TASK ITEM: Could each entry be returned exactly as it appears?

(Page and application data records)
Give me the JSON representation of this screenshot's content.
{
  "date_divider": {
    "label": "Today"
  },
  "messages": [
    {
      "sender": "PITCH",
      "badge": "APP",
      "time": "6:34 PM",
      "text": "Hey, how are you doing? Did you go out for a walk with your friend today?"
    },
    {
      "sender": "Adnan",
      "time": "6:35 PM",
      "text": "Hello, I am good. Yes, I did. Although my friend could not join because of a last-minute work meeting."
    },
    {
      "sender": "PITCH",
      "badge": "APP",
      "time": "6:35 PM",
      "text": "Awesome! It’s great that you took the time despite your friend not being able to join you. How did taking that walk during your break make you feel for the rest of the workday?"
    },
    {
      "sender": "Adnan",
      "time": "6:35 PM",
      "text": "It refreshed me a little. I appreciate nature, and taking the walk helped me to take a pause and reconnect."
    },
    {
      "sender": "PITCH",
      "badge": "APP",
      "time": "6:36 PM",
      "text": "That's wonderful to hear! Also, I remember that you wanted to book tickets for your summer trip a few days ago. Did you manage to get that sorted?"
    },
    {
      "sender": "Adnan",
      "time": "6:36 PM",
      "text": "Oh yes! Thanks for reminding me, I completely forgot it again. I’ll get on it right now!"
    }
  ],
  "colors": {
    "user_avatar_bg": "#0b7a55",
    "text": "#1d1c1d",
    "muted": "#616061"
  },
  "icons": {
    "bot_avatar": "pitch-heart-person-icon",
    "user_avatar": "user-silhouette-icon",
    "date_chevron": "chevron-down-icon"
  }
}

OUTPUT OF THE EXERCISE:
Give me the JSON representation of this screenshot's content.
{
  "date_divider": {
    "label": "Today"
  },
  "messages": [
    {
      "sender": "PITCH",
      "badge": "APP",
      "time": "6:34 PM",
      "text": "Hey, how are you doing? Did you go out for a walk with your friend today?"
    },
    {
      "sender": "Adnan",
      "time": "6:35 PM",
      "text": "Hello, I am good. Yes, I did. Although my friend could not join because of a last-minute work meeting."
    },
    {
      "sender": "PITCH",
      "badge": "APP",
      "time": "6:35 PM",
      "text": "Awesome! It’s great that you took the time despite your friend not being able to join you. How did taking that walk during your break make you feel for the rest of the workday?"
    },
    {
      "sender": "Adnan",
      "time": "6:35 PM",
      "text": "It refreshed me a little. I appreciate nature, and taking the walk helped me to take a pause and reconnect."
    },
    {
      "sender": "PITCH",
      "badge": "APP",
      "time": "6:36 PM",
      "text": "That's wonderful to hear! Also, I remember that you wanted to book tickets for your summer trip a few days ago. Did you manage to get that sorted?"
    },
    {
      "sender": "Adnan",
      "time": "6:36 PM",
      "text": "Oh yes! Thanks for reminding me, I completely forgot it again. I’ll get on it right now!"
    }
  ],
  "colors": {
    "user_avatar_bg": "#0b7a55",
    "text": "#1d1c1d",
    "muted": "#616061"
  },
  "icons": {
    "bot_avatar": "pitch-heart-person-icon",
    "user_avatar": "user-silhouette-icon",
    "date_chevron": "chevron-down-icon"
  }
}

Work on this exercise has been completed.